“The Piano Lesson” tells the story of Boy Willie who has come to Pittsburgh to try to get and sell his late father’s piano, which has been in the family for generations. The piano has the personal history of this family on it, going as way back as their grandparents who were enslaved. The piano is something that belongs to him and his sister Berniece. He looks at it as a means to a new beginning for his life, but Berniece sees it for the importance it played in the lives and deaths of their family members. The rich history of this piano is beautifully and grippingly shared by characters throughout the play from Berniece to Doaker, the uncle who Berniece and her daughter Maretha live with, and Wining Boy, his brother. Regardless of the sharing of the story with Boy Willie’s friend Lymon, who has come to help him retrieve and sell the piano, Boy Willie is determined to go through with it. This production is the quintessential example of August Wilson’s work being presented with a great deal of flair, humor, respect and distinction.
The cast is absolutely mesmerizing to watch! John David Washington brings a fire, relentlessness and a demand for respect to his character that makes you see the multi-layers that Boy Willie has. Danielle Brooks as Berniece is stupendous! She is the keeper of the pain, the love, the flame and the legacy that is held in every piece of wood and carving in this family heirloom. Samuel L. Jackson as Doaker has such a naturally smooth presence on stage. He is the wise elder in the family that keeps the peace, but also has a firm hand on what happens in his home. Michael Potts as Wining Boy is very funny. His character provides that musical element that fits so very well with this play. There is a shallowness and a depth to Wining Boy. Berniece has an up-and-coming preacher who is interested in her named Avery; that role was played by the understudy Charles Browning at the performance I attended, and he was tremendous. When he began to talk of God, he could have led a revival! He was absolutely wonderful, while also demonstrating that he was a man with needs. Nadia Daniel was delightful as Maretha, a role she shares with Jurnee Swan. April Matthis is quite funny as Grace, a girl Boy Willie brings home to romance, but then ends up with Lymon.
“The Piano Lesson” is what EXCEPTIONAL theater looks like! I felt like I was given a gift! In fact, the gift started even before the curtain went up, as I looked around the audience and saw it filled with African Americans of all generations. All there to support and see these actors who have found special places in our hearts—Samuel L. Jackson, Danielle Brooks and Michael Potts. This play is also an unbelievable Broadway debut for actors we will be talking about in the future. Washington makes a flawless, powerful Broadway debut! His Boy Willie is intense and unforgettable! Ray Fisher as Lymon is also someone making his Broadway debut and is destined to become a household name. He is funny, endearing, and has a stage presence that reaches over the footlights and eases into your heart!
All the technical elements helped to transport us to Pittsburgh in 1936 through a detailed, two-level set designed by Beowulf Boritt, costumes by Toni-Leslie James, lighting by Japhy Weideman and sound by Scott Lehrer, along with hair and wigs by Cookie Jordan.
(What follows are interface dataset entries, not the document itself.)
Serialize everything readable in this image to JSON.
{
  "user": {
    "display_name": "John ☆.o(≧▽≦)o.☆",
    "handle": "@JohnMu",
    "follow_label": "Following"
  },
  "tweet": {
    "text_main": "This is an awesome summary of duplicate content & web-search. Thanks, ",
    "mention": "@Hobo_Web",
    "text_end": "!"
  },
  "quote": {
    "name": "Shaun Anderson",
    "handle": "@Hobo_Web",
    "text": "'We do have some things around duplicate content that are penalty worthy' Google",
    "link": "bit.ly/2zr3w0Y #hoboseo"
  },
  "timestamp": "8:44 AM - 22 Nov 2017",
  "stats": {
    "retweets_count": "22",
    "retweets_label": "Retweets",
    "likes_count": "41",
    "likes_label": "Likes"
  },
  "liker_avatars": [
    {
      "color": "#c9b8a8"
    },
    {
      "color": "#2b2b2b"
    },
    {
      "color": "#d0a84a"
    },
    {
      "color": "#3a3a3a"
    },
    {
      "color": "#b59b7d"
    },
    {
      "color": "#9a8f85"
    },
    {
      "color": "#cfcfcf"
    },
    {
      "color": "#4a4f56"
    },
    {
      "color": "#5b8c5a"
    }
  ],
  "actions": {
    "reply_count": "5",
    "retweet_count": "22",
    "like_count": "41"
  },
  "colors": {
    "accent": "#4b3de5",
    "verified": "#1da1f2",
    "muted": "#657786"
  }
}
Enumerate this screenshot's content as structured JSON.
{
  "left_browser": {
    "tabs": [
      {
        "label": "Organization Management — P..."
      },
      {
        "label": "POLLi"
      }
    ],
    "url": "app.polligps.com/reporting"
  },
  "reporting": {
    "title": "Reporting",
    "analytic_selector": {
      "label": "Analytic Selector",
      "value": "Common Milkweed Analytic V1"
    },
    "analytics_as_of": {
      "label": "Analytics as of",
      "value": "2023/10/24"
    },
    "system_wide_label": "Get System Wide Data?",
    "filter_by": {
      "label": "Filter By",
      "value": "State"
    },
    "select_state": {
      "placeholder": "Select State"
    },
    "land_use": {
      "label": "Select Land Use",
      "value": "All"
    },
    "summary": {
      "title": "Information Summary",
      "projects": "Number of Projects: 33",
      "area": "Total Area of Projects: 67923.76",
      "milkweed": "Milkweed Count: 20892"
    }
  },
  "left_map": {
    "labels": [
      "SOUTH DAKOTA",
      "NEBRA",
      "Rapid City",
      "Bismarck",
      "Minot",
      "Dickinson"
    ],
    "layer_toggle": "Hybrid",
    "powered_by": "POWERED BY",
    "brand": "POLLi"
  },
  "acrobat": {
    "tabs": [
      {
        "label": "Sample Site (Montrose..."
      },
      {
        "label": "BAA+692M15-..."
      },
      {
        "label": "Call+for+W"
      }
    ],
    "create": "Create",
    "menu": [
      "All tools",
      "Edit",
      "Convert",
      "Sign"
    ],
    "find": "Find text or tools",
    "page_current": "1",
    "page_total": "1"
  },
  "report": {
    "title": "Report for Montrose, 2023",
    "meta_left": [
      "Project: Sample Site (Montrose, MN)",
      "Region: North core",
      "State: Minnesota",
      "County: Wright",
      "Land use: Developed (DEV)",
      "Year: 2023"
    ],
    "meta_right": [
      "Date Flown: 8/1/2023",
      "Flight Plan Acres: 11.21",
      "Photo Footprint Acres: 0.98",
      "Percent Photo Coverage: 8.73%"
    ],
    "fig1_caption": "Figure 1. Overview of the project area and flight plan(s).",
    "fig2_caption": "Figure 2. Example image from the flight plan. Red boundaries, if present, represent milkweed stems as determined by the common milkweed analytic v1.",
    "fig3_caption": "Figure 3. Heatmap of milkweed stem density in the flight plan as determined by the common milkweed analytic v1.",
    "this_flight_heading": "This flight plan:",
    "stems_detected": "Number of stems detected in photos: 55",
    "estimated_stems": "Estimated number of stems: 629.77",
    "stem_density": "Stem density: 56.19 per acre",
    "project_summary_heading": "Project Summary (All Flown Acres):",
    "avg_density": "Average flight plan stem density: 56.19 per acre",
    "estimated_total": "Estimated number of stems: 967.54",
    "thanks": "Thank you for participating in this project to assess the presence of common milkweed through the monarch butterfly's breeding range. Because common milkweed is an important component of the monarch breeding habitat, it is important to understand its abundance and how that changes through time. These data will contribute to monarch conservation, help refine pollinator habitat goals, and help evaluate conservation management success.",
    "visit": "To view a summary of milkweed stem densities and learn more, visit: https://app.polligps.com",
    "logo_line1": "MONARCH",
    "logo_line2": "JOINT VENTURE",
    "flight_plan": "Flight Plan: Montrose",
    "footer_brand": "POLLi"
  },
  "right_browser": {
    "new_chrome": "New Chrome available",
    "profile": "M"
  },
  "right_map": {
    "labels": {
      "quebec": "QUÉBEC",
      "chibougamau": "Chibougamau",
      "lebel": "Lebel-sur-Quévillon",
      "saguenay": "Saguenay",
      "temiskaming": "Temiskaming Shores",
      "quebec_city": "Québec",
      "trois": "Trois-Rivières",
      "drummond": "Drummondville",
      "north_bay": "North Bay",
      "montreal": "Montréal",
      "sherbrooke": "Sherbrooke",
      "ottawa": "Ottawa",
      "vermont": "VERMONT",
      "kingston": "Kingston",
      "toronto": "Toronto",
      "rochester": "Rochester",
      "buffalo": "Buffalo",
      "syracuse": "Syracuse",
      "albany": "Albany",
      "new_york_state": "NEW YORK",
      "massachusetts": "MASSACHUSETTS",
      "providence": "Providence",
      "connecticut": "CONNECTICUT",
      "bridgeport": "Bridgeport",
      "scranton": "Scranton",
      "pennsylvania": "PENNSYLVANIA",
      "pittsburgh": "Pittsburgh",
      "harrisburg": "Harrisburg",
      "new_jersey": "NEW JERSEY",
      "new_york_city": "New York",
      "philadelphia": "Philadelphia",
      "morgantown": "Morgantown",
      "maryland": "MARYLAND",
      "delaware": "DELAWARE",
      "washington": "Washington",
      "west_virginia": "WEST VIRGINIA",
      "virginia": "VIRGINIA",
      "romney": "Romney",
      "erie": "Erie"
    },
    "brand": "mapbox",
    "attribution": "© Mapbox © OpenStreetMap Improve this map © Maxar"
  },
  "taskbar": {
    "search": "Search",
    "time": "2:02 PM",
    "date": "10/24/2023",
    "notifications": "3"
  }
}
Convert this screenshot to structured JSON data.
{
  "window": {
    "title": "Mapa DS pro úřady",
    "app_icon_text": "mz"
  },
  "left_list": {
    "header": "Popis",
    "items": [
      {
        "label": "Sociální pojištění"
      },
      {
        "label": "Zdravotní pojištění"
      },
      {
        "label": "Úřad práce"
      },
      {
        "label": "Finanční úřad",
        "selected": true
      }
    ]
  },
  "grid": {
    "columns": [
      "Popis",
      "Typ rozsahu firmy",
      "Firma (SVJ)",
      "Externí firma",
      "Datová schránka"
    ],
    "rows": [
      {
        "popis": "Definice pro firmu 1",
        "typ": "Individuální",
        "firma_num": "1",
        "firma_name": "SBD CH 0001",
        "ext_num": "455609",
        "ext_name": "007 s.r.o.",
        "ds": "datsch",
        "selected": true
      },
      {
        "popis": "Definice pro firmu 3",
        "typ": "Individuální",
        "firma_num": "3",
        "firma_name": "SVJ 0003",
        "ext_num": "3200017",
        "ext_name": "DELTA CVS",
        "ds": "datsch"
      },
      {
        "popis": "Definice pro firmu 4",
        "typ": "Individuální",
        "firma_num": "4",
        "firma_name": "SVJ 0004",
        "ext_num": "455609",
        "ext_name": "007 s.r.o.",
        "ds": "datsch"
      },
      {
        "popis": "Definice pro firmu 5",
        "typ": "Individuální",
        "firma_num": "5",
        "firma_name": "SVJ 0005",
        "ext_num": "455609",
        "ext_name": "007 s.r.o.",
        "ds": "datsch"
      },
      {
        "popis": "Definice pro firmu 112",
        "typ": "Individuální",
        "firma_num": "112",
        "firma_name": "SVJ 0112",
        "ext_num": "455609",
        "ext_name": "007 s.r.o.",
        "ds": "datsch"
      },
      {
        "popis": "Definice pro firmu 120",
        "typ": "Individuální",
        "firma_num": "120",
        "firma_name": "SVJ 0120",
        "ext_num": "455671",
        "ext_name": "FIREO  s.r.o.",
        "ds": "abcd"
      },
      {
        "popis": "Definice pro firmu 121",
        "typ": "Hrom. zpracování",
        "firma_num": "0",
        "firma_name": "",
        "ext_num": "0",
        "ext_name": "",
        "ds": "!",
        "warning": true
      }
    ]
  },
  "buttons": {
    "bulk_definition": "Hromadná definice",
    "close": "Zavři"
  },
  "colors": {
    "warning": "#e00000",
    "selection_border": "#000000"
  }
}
There was also a scene in the play that brought the house down and included choreography by Otis Sallid, but I won’t say anymore.
If there is one play you see this season, make it “The Piano Lesson”! Allow some of August Wilson’s brilliance and mesmerizing words to serenade your heart and nourish your soul. This play comes together with such joy, splendor, respect and care and that is due to the sterling direction of Latanya Richardson Jackson. Jackson took Wilson’s words and these actors and handles every moment with great care. There is a feeling of the Black family experience that comes from that stage that pulls you in, body and mind. For some, it is a moment of reflection and affirmation and for others, it is a moment of realization of what we have been through to get to where we are today and Wilson’s love and respect for that!
Go see “The Piano Lesson” and make sure you take someone from the younger generation to keep the love, appreciation, and pride in Wilson’s work in the family! For tickets and more info, visit www.pianolessonplay.com.